- DATASET EXCERPTS:
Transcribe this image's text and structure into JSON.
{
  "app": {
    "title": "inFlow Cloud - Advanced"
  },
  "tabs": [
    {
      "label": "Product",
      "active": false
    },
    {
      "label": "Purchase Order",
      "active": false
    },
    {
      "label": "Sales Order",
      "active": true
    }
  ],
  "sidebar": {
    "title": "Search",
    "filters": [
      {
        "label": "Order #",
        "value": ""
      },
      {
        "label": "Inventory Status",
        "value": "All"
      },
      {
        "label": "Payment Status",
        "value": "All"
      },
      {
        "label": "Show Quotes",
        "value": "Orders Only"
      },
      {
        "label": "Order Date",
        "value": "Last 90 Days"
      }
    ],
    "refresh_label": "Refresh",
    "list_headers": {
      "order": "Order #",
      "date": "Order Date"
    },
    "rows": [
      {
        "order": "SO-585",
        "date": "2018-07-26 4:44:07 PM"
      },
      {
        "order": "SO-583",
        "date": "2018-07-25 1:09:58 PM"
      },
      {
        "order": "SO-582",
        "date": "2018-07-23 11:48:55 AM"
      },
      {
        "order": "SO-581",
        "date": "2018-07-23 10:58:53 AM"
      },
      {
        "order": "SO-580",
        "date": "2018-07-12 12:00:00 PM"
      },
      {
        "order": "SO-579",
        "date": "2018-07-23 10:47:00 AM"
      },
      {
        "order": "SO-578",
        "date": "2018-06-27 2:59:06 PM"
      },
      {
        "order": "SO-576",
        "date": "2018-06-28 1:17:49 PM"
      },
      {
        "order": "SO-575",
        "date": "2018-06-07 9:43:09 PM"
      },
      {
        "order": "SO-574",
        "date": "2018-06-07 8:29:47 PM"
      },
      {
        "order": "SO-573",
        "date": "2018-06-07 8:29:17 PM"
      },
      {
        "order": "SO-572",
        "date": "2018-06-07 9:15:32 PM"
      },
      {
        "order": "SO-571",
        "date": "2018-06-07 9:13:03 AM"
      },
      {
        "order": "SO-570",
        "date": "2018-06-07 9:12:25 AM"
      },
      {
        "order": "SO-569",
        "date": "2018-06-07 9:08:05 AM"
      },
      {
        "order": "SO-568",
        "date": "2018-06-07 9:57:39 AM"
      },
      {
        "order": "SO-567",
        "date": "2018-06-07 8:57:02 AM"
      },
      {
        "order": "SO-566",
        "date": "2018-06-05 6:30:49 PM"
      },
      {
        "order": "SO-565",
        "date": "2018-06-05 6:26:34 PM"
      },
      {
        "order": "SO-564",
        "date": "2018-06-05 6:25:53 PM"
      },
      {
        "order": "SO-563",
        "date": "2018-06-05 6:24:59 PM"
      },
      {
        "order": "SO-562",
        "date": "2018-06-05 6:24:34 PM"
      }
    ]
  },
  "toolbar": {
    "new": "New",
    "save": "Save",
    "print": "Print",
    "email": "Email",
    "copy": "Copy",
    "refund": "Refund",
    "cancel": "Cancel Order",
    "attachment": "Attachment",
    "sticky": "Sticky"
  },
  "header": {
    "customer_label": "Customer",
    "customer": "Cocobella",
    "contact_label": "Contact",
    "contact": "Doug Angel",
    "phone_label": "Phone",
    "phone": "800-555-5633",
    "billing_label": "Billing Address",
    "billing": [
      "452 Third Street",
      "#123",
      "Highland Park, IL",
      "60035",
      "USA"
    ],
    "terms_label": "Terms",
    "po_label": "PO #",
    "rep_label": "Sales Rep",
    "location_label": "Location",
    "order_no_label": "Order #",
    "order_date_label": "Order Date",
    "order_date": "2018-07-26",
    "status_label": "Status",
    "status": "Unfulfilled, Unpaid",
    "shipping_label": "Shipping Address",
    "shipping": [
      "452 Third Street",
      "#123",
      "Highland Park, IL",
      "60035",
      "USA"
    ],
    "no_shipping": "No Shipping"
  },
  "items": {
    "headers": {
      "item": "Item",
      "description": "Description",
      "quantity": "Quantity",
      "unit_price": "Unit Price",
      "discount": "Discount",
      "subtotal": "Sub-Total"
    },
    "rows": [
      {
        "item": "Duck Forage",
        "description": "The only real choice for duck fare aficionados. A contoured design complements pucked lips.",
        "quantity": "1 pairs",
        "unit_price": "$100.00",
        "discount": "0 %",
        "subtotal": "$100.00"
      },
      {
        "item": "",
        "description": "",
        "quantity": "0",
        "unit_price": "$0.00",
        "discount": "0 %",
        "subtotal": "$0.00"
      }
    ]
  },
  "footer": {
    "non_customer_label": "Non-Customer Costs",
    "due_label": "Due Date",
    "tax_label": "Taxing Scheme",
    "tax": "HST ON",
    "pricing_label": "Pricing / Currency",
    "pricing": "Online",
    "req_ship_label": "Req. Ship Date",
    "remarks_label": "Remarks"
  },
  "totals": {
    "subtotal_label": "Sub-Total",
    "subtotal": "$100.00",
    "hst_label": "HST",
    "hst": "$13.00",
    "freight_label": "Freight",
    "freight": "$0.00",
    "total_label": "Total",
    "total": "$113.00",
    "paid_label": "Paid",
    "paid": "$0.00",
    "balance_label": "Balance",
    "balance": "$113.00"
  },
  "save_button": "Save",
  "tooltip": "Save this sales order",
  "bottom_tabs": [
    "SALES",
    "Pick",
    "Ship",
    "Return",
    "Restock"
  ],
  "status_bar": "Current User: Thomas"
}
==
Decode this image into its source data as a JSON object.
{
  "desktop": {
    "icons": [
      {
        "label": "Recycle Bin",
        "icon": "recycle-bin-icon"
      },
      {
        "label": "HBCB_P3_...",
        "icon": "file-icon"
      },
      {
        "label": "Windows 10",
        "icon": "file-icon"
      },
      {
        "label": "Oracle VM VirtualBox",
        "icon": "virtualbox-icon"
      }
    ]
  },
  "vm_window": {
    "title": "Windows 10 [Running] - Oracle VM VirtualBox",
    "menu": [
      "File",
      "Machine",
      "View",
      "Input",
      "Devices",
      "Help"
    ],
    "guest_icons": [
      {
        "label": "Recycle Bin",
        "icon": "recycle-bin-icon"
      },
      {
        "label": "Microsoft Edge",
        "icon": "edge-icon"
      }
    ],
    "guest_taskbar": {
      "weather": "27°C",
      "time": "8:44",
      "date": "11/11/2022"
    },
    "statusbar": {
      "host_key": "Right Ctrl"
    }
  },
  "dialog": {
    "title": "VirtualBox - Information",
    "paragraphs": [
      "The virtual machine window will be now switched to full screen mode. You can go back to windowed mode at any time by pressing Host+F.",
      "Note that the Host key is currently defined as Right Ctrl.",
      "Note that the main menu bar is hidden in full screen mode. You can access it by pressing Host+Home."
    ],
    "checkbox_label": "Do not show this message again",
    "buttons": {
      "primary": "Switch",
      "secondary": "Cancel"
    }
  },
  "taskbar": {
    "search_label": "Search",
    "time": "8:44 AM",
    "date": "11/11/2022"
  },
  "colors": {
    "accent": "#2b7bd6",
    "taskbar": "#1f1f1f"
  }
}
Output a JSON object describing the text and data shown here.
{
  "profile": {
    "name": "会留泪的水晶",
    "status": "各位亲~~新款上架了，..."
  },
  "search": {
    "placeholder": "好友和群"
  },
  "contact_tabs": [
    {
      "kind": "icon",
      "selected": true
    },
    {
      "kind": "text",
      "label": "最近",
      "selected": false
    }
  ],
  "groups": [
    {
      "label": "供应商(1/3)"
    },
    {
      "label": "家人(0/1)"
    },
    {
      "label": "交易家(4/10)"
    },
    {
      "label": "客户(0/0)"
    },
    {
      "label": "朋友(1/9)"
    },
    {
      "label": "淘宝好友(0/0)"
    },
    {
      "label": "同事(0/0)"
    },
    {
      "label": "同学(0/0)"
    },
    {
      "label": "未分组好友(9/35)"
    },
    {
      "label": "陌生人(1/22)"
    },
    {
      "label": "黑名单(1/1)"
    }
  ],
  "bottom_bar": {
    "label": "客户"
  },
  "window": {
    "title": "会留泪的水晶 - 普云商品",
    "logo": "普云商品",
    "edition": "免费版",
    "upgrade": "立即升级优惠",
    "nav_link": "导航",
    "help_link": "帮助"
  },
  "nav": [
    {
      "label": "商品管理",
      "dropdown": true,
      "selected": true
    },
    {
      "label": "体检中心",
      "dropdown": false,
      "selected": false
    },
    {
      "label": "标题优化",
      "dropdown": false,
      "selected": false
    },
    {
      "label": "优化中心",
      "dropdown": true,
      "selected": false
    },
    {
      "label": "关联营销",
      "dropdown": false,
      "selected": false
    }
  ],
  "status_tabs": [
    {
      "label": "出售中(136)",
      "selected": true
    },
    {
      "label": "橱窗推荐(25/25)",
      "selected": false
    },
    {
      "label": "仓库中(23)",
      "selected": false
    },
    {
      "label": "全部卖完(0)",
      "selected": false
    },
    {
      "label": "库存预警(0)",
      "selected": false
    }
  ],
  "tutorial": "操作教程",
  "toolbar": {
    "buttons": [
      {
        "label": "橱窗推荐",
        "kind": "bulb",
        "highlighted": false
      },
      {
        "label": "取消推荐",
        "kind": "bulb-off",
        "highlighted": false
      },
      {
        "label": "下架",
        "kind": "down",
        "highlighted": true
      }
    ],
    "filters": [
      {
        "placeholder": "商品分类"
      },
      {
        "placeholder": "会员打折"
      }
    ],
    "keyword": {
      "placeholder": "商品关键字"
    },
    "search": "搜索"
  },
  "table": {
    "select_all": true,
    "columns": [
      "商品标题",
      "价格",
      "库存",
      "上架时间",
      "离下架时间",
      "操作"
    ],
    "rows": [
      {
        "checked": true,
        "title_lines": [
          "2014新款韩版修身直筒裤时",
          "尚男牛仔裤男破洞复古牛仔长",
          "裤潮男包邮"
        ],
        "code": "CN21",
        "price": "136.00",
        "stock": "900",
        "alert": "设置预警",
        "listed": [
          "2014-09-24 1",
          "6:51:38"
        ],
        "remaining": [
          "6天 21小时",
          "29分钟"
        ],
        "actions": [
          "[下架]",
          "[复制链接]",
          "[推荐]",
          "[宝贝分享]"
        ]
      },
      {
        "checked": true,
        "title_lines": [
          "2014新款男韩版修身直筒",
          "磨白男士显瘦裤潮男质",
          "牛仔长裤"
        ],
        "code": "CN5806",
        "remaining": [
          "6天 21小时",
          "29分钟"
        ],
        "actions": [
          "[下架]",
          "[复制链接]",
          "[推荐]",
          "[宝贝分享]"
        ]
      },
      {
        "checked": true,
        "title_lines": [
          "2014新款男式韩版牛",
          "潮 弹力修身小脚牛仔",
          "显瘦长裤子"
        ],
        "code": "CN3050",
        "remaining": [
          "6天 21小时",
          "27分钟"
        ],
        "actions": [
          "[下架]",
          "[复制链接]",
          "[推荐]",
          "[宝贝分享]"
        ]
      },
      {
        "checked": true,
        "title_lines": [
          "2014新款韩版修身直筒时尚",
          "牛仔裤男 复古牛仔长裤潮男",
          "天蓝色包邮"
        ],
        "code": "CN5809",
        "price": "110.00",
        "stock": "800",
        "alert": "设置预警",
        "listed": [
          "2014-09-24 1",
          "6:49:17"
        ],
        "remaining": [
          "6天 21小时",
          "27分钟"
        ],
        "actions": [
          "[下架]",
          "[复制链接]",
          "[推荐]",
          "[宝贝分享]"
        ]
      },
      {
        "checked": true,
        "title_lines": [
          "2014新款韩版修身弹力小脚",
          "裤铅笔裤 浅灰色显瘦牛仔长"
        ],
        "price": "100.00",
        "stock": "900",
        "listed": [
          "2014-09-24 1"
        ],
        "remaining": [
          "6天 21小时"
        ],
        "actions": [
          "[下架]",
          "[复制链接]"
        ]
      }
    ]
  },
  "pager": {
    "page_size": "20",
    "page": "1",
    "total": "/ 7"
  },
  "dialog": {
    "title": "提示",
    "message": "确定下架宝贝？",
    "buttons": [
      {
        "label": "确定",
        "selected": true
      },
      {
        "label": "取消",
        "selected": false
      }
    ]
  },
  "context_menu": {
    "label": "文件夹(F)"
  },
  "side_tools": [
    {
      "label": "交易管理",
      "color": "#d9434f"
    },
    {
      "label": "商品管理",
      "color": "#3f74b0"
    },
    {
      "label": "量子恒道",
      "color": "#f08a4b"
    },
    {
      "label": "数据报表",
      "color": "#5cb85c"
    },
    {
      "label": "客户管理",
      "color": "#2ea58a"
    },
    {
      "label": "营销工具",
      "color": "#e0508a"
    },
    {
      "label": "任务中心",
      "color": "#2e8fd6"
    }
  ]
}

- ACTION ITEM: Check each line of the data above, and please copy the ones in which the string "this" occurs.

- ANSWER BELOW:
Transcribe this image's text and structure into JSON.
  "tooltip": "Save this sales order",
Decode this image into its source data as a JSON object.
    "checkbox_label": "Do not show this message again",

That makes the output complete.